A puck shot by New Jersey Devils' Zach Parise, blocked from view gets past Los Angeles Kings goalie Jonathan Quick (32) during the first period of Game 5 of the NHL hockey Stanley Cup finals Saturday, June 9, 2012, in Newark N.J. (AP Photo/Bruce Bennett, Pool)
NEWARK, N.J. - As much as the Los Angeles Kings love playing on the road, it will be panic time if they have to visit New Jersey again.
Gone is the Kings' invincibility away from home as Los Angeles had its 10-game, road-winning streak in these playoffs snapped along with a 12-game run that began last year, in losing 2-1 to the New Jersey Devils in Game 5 of the Stanley Cup finals on Saturday night.
Los Angeles leads the series 3-2, but its advantage now seems quite tenuous.
Statistics aside, the Kings have a much bigger problem on their hands. If on Monday they fail at home to win the Stanley Cup for the first time in the franchise's 45-year history, the Kings will be facing a Game 7 back in New Jersey on Wednesday night.
"We definitely don't want to come back here," defenceman Rob Scuderi said.
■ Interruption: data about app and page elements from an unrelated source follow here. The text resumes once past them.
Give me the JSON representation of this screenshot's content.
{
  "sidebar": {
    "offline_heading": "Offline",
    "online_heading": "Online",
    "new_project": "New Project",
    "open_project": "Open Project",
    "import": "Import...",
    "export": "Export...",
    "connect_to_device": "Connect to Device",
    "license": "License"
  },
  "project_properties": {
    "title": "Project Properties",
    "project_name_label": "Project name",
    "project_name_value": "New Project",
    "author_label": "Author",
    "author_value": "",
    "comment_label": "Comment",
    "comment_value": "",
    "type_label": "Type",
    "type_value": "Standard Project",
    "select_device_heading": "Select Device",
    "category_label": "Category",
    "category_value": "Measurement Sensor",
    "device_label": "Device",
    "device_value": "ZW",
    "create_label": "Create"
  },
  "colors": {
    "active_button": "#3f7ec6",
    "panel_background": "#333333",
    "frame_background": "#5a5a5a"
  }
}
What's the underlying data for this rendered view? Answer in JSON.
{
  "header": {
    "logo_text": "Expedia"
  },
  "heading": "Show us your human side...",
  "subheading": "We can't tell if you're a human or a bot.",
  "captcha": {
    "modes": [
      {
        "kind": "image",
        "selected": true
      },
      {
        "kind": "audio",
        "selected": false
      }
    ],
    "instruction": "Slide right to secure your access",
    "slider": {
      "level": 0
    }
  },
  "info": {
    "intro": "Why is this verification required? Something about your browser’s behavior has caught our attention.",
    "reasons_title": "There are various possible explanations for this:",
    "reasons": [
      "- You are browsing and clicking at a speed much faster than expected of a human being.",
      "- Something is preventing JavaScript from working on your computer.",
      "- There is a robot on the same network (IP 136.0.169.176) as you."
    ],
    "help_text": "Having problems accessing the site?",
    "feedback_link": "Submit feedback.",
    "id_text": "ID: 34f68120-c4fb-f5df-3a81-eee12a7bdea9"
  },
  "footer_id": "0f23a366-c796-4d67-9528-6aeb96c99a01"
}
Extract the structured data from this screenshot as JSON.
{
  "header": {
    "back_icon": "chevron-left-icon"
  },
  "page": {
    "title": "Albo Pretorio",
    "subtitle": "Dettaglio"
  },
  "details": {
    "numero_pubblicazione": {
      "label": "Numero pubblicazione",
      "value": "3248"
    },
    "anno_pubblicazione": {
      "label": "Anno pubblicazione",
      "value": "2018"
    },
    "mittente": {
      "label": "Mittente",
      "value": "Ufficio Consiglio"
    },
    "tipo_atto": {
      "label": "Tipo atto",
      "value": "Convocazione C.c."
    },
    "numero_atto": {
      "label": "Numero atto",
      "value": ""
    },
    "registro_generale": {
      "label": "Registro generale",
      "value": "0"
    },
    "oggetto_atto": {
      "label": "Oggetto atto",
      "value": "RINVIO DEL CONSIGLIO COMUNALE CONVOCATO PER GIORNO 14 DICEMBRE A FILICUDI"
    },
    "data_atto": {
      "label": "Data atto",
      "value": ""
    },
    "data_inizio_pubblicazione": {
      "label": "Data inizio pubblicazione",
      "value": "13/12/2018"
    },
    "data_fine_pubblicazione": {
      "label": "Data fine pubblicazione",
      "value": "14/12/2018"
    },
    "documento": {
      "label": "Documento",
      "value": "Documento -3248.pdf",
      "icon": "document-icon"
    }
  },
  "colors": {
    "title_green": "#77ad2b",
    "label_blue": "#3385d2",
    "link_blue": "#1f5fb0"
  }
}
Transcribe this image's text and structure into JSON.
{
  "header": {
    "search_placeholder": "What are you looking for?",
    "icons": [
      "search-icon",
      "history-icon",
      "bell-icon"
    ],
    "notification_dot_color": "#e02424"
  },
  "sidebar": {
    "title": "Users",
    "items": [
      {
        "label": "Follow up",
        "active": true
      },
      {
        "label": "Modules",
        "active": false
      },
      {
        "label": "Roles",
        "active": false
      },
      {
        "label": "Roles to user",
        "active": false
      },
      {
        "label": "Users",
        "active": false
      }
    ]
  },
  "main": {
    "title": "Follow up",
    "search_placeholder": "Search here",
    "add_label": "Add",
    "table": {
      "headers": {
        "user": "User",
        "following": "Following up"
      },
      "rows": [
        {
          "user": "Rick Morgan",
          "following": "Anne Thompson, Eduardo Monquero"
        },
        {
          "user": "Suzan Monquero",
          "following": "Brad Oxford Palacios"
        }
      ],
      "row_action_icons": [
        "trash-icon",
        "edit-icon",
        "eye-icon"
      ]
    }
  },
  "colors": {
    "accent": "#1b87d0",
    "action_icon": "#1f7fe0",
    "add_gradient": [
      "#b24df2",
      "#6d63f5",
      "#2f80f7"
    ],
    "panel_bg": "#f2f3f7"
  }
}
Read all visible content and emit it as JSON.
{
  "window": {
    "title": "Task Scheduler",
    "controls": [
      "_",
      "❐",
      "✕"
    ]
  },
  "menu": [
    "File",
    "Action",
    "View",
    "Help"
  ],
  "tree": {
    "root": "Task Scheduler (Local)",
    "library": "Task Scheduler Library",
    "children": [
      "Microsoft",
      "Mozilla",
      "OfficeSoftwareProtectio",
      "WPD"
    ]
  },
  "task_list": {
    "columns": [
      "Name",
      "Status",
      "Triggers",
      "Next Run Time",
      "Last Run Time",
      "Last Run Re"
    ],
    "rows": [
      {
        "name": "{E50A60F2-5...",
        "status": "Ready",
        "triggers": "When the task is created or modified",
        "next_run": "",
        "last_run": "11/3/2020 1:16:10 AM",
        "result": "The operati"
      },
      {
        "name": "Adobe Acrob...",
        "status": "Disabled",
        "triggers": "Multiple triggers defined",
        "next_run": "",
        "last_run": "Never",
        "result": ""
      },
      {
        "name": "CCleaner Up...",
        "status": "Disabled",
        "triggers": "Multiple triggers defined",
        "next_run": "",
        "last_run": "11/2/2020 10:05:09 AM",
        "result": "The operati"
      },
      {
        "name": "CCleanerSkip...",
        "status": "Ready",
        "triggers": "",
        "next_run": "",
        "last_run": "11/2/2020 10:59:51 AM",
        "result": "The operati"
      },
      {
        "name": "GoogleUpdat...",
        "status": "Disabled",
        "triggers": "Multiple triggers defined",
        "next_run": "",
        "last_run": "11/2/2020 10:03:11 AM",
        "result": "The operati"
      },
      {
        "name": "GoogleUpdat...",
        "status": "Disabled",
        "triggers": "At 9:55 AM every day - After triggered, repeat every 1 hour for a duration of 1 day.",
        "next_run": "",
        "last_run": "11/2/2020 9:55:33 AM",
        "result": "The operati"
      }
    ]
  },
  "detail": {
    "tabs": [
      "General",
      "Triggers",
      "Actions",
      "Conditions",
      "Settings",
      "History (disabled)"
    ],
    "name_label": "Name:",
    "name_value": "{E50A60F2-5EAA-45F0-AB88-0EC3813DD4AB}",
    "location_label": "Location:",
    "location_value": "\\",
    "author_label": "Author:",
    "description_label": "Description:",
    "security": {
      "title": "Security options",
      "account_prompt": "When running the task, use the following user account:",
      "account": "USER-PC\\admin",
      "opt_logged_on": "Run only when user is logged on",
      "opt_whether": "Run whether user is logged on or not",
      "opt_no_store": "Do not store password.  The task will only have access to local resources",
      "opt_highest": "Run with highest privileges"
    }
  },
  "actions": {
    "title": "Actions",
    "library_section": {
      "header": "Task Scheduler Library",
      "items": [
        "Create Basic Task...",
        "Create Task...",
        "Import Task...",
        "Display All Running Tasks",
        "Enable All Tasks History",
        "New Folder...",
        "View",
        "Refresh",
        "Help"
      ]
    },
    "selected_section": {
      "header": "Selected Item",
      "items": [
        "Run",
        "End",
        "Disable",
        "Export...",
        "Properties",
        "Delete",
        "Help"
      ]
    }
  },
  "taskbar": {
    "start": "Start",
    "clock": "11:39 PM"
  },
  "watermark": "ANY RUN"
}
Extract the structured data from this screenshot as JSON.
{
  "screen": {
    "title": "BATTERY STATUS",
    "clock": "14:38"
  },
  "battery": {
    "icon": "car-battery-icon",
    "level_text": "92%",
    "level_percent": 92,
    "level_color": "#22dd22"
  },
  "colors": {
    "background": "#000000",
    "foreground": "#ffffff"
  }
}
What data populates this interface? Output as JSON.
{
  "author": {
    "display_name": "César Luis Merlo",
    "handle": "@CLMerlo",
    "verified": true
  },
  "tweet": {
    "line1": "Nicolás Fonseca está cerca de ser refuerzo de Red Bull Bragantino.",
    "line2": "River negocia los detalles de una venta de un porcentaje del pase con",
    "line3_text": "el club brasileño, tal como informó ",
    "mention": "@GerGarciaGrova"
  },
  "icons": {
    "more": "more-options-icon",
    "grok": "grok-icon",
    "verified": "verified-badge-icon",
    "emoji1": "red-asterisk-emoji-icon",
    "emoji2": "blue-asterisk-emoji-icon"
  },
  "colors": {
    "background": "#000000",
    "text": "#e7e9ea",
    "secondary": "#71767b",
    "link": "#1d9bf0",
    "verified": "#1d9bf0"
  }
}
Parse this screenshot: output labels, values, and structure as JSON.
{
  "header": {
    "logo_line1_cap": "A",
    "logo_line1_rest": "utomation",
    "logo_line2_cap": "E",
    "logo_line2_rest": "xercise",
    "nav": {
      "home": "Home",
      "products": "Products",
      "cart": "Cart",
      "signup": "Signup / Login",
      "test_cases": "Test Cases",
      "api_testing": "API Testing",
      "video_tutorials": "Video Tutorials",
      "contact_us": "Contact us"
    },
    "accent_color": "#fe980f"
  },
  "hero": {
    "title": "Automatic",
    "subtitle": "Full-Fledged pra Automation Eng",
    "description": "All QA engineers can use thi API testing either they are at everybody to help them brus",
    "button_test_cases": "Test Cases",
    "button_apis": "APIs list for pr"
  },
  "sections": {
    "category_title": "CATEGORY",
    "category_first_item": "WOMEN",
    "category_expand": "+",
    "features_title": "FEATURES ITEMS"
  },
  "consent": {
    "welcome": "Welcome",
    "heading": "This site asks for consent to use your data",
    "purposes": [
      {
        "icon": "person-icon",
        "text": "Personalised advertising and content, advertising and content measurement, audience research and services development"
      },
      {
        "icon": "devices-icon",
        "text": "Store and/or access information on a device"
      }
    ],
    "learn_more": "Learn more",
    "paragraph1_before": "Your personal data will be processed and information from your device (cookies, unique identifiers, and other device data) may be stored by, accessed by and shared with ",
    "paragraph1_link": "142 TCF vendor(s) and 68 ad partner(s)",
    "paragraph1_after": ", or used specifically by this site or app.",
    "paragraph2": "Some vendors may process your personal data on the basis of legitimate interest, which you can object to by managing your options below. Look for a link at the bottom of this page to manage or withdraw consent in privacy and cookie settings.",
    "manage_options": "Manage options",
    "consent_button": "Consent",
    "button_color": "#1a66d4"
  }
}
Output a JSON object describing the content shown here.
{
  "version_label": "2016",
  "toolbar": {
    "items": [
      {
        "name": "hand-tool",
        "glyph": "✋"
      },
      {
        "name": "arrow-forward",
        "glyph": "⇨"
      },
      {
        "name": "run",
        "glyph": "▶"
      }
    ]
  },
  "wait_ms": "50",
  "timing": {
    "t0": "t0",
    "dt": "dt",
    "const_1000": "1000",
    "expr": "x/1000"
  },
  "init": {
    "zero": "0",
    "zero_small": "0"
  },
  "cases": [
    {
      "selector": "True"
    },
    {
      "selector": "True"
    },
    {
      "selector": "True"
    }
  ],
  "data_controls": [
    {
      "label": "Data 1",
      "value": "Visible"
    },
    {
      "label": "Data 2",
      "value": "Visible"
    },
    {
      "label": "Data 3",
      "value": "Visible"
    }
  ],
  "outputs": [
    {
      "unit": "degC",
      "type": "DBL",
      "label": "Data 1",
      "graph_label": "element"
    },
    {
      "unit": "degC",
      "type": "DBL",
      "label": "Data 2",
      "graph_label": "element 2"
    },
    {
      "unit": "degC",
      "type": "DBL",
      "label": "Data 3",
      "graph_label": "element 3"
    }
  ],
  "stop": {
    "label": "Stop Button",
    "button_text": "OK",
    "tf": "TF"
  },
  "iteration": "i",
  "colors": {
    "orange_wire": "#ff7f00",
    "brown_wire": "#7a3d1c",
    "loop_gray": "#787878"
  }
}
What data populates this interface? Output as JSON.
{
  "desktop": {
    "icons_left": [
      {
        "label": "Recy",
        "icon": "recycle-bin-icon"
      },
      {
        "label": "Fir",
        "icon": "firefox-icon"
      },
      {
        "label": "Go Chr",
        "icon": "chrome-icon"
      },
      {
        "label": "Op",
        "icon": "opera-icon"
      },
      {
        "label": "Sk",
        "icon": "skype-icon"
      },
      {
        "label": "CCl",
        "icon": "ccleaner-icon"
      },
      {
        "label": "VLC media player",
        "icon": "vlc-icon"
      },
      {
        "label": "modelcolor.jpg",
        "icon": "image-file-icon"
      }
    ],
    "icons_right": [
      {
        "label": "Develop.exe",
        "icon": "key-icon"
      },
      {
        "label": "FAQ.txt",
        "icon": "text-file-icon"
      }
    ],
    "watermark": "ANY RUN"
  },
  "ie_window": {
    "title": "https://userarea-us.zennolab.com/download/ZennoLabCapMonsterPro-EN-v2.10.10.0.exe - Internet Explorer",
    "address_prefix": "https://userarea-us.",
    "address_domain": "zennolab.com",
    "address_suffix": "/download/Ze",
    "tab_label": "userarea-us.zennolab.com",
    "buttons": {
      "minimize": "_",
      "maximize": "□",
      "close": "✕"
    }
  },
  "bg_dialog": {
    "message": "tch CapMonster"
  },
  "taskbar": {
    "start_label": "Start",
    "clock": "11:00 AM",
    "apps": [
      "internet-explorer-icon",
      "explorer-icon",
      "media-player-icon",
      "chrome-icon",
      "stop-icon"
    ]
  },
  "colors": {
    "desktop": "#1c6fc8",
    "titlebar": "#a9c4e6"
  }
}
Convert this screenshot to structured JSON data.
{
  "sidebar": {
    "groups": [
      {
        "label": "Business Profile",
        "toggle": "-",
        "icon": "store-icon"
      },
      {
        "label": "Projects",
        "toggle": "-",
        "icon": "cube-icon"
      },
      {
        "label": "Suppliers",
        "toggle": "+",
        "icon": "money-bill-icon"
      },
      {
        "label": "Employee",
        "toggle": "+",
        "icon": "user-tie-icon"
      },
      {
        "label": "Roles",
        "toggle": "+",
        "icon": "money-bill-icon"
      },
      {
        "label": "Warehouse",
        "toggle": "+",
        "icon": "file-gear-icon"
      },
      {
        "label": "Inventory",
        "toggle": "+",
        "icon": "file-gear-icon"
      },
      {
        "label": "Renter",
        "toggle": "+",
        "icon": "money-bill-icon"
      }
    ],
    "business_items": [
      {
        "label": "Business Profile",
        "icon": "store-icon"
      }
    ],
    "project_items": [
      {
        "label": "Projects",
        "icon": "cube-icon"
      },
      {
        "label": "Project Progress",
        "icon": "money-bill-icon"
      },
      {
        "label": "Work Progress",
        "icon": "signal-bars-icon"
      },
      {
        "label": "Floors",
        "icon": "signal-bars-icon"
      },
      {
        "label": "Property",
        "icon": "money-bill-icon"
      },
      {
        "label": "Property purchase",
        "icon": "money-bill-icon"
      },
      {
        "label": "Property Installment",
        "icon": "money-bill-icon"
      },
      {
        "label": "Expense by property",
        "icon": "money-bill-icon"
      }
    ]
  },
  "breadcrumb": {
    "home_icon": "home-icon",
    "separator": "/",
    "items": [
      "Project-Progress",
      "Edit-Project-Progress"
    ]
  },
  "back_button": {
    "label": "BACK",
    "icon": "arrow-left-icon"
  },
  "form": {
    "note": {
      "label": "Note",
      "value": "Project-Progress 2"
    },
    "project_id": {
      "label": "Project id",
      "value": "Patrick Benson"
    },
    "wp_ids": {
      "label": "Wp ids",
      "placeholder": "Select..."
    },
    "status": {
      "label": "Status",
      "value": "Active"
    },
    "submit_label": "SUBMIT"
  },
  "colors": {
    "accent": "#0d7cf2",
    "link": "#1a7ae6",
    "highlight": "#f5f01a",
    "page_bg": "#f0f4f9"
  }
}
No amount of road success will make Game 7 a comfortable situation for the Kings. Only two teams have let a 3-0 lead in the finals slip away—the 1942 Detroit Red Wings, who lost four straight to the Toronto Maple Leafs, and the 1945 Maple Leafs, who dropped three in a row before salvaging the Cup in the deciding game.
Coupled with their 3-1 home defeat in Game 4 on Wednesday, the Kings are on a losing streak for the first time in the playoffs, and they are being pushed to a sixth game for the first time in four rounds. They don't want to talk about history or nerves or anything other than the fact that they still need only one win to claim the Cup.
"I felt we played better, but I'm not going to say we outplayed them," said forward Justin Williams, who scored the Kings' only goal and fired one of multiple pucks that struck goal posts behind goalie Martin Brodeur. "They scored two goals, we scored one. They're leaving smiling, we're leaving (ticked) off."
As good as the Devils are feeling now, they still must win twice to make hockey history.
"Sure, there is anxiety," Williams said. "This is the Stanley Cup finals, this ain't supposed to be easy. This is a grind. They are a heck of a team right there with a lot of character and a lot of grit. They battled hard to keep their one-goal lead.
All three games in the series played in New Jersey were decided by 2-1 scores, and the Kings grabbed a 2-0 lead on the road with a pair of overtime wins.
While they felt good about their early series lead, they cautioned that the games were quite tight and easily could have gone the other way.
The Devils turned that talk into reality in Game 5.
"It would be more frustration if we weren't getting chances," defenceman Matt Greene said of the Kings, who outshot the Devils 26-19. "It's frustrating to go through the game and get those pipes, but at the same time you've just got to keep plugging, keep plugging and those are going to go in for us.
"It's disappointing but they don't hand this thing out. It's difficult, it's hard to do. It's a test and you've got to be the better team to close this thing out."
One other cause for concern is the first real blemish on Los Angeles goalie Jonathan Quick, who has carved out a stellar resume as a contender for the Conn Smythe Trophy, given to the MVP of the post-season.
He allowed only two goals on Saturday, and has given up only six in the series, but the one that gave the Devils a 1-0 lead was the direct result of Quick's gaffe. Quick tried to play the puck behind his net, but he flubbed it right to New Jersey captain Zach Parise, who came around back at the right post and tucked a shot in with 7:15 left in the first.
All along, even in the best of games, Quick maintained that his focus was only on the next game. It didn't matter what lead his club had, and the Game 4 loss didn't seem to faze him, either. He said he always has the mindset that the series is just starting at 0-0.
Whether his attitude or confidence has changed now remains to be seen. Despite the fact the Kings hadn't dropped two in a row in these playoffs, Quick made it clear that it doesn't mean they haven't been pushed by the likes of the Vancouver Canucks, the St. Louis Blues and the Phoenix Coyotes—the top three-seeded teams in the Western Conference who went a combined 2-12 against Los Angeles in the post-season.
"I felt we were tested pretty hard in the first, second and third rounds," Quick said. "Just because we were able to come out on top doesn't mean we weren't tested. You look at all the games, three out of every four wins that we had in each series were one-goal games. If you don't think we were tested in those series, you should be doing a different sport."
Quick contended he wasn't down or discouraged by the change in the Kings' fortunes. And just like before, he said he was concentrating on Game 6 back in the friendly confines of Staples Center.
"It's three games to two. It doesn't change what we have to do for the next game," Quick said. "We have an opportunity to win the Stanley Cup on Monday.
"You don't need any other positives."